Had you asked someone standing on their doorstep one Thursday in lockdown why they were clapping, new bridges and broadband would not have been their first answer.
People were clapping for the awe-inspiring acts of the NHS and other workers on the frontline of their communities, such as 100-year-old Captain Sir Tom Moore who walked more than 100 laps of his garden, raising nearly £33 million for NHS charities.
Community has been at the heart of Britain’s response to coronavirus. The ONS has reported the rising importance of community to the British public as the pandemic has unfolded, with more than half of the UK population reporting that they felt a sense of belonging to their community, and more than two-thirds saying they thought people were “doing more to help others since the coronavirus outbreak”.
The awe-inspiring acts of those on the frontline of their communities has not gone unnoticed by government. The Prime Minister (PM) has asked one of his former advisors, and now Conservative MP for Devizes, Danny Kruger, to investigate and develop proposals to maximise the role of community groups, social enterprises, charities, volunteers, and faith groups in the coronavirus recovery. This includes proposals on philanthropy, social investment, and business, and what new forms of finance that can be used to support communities.
We have been feeding into this PM commission, and seeking to elevate the unique role that community groups, social enterprises, and charities can play in the recovery and beyond. We have done this both on our own and with others, as we believe that working together will be critical to securing the Government policy measures we all hope for. For example, with the national forum for UK social investment and finance intermediaries, and the partnership of Access, Big Society Capital, the Impact Investing Institute, Power to Change, the School for Social Entrepreneurs, Social Enterprise UK, Social Investment Business, and UnLtd.
There is much to shout about, such as the impressive track record of social enterprises on employment, especially given that unemployment is our biggest incoming challenge. We are eager to make the most of the glimmer of interest from Boris Johnson.
The UK’s 100,000 social enterprises already employ 2 million people and contribute £60 billion to the UK economy. Social enterprises offer more jobs relative to the private sector – for every £100,000 of turnover, social enterprises create three jobs compared to 0.66 in the private sector. What is more, the jobs social enterprises create are disproportionately in the poorest communities, and target those furthest from the labour market.
Around 30% [or 600,000] of their total jobs created are in the most deprived communities, and 40% of social enterprises actively seek to employ people with disabilities, care leavers, ex-offenders, the homeless, and veterans. Last but not least, social enterprises invest more in improving the quality of those jobs – 74% of social enterprises invest in work and training for their staff compared to 47% of SMEs.

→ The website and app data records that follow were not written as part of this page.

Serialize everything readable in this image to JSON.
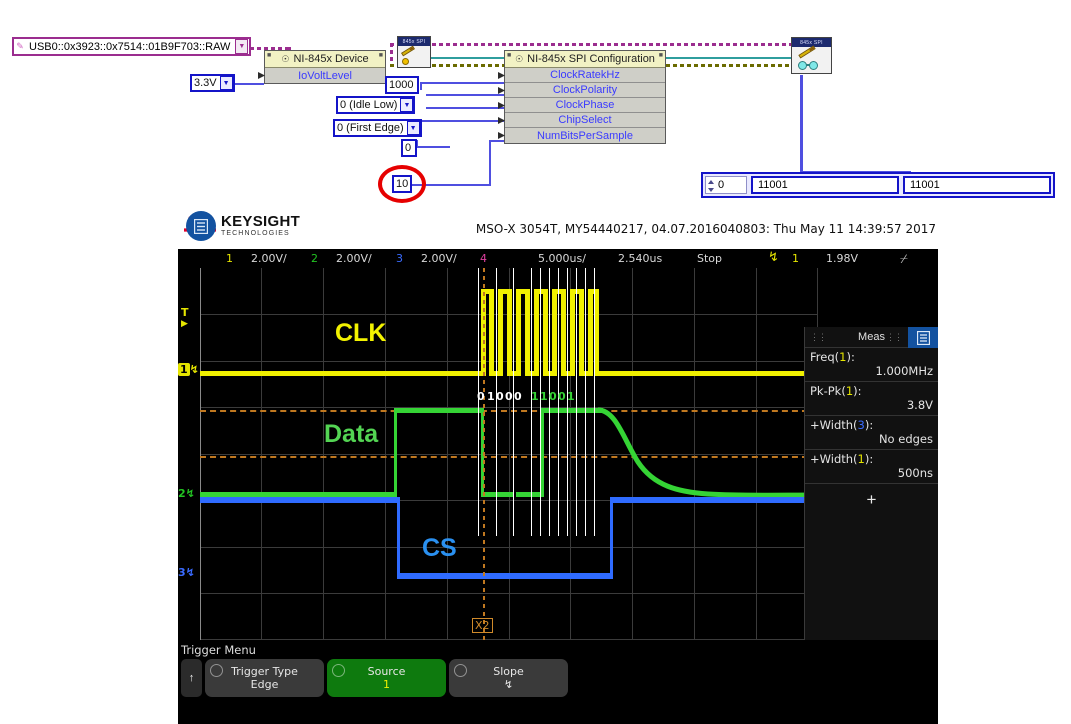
{
  "labview": {
    "resource_string": "USB0::0x3923::0x7514::01B9F703::RAW",
    "io_volt_level": "3.3V",
    "device_vi": {
      "title": "NI-845x Device",
      "inputs": [
        "IoVoltLevel"
      ]
    },
    "spi_config_vi": {
      "title": "NI-845x SPI Configuration",
      "inputs": [
        "ClockRatekHz",
        "ClockPolarity",
        "ClockPhase",
        "ChipSelect",
        "NumBitsPerSample"
      ]
    },
    "constants": {
      "clock_rate_khz": "1000",
      "clock_polarity": "0 (Idle Low)",
      "clock_phase": "0 (First Edge)",
      "chip_select": "0",
      "num_bits_per_sample": "10"
    },
    "spi_write_icon_caption": "845x SPI",
    "array_indicator": {
      "index": "0",
      "cells": [
        "11001",
        "11001"
      ]
    }
  },
  "scope": {
    "brand": {
      "name": "KEYSIGHT",
      "sub": "TECHNOLOGIES"
    },
    "identity": "MSO-X 3054T, MY54440217, 04.07.2016040803: Thu May 11 14:39:57 2017",
    "status": {
      "ch1_num": "1",
      "ch1_scale": "2.00V/",
      "ch2_num": "2",
      "ch2_scale": "2.00V/",
      "ch3_num": "3",
      "ch3_scale": "2.00V/",
      "ch4_num": "4",
      "ch4_scale": "",
      "timebase": "5.000us/",
      "delay": "2.540us",
      "run_state": "Stop",
      "trig_slope_glyph": "↯",
      "trig_source": "1",
      "trig_level": "1.98V"
    },
    "channel_markers": [
      {
        "label": "T",
        "color": "#e5e500"
      },
      {
        "label": "1",
        "color": "#e5e500"
      },
      {
        "label": "2",
        "color": "#22c322"
      },
      {
        "label": "3",
        "color": "#3a6bff"
      }
    ],
    "waveform_labels": [
      {
        "text": "CLK",
        "color": "#f2f200"
      },
      {
        "text": "Data",
        "color": "#53d453"
      },
      {
        "text": "CS",
        "color": "#2a90f0"
      }
    ],
    "decoded_bits": [
      {
        "v": "0",
        "c": "w"
      },
      {
        "v": "1",
        "c": "w"
      },
      {
        "v": "0",
        "c": "w"
      },
      {
        "v": "0",
        "c": "w"
      },
      {
        "v": "0",
        "c": "w"
      },
      {
        "v": "1",
        "c": "g"
      },
      {
        "v": "1",
        "c": "g"
      },
      {
        "v": "0",
        "c": "g"
      },
      {
        "v": "0",
        "c": "g"
      },
      {
        "v": "1",
        "c": "g"
      }
    ],
    "zoom_marker": "X2",
    "measurements": {
      "title": "Meas",
      "items": [
        {
          "name": "Freq(",
          "ch": "1",
          "ch_color": "#e5e500",
          "tail": "):",
          "value": "1.000MHz"
        },
        {
          "name": "Pk-Pk(",
          "ch": "1",
          "ch_color": "#e5e500",
          "tail": "):",
          "value": "3.8V"
        },
        {
          "name": "+Width(",
          "ch": "3",
          "ch_color": "#3a6bff",
          "tail": "):",
          "value": "No edges"
        },
        {
          "name": "+Width(",
          "ch": "1",
          "ch_color": "#e5e500",
          "tail": "):",
          "value": "500ns"
        }
      ],
      "add_glyph": "+"
    },
    "trigger_menu": {
      "title": "Trigger Menu",
      "up_glyph": "↑",
      "keys": [
        {
          "label": "Trigger Type",
          "value": "Edge",
          "active": false
        },
        {
          "label": "Source",
          "value": "1",
          "active": true
        },
        {
          "label": "Slope",
          "value": "↯",
          "active": false
        }
      ]
    }
  }
}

The recovery will be long and hard, and we will need kindness and generosity from our communities that goes beyond statutory welfare, economic / infrastructure stimulus and cranes in the sky. We hope that the Government acts on the proposals they receive from Danny Kruger, and sustains and builds on the goodwill generated during the response to the crisis. Supporting the social sector is critical in enabling the UK to weather the storm, improve lives and build back a more prosperous and fair society.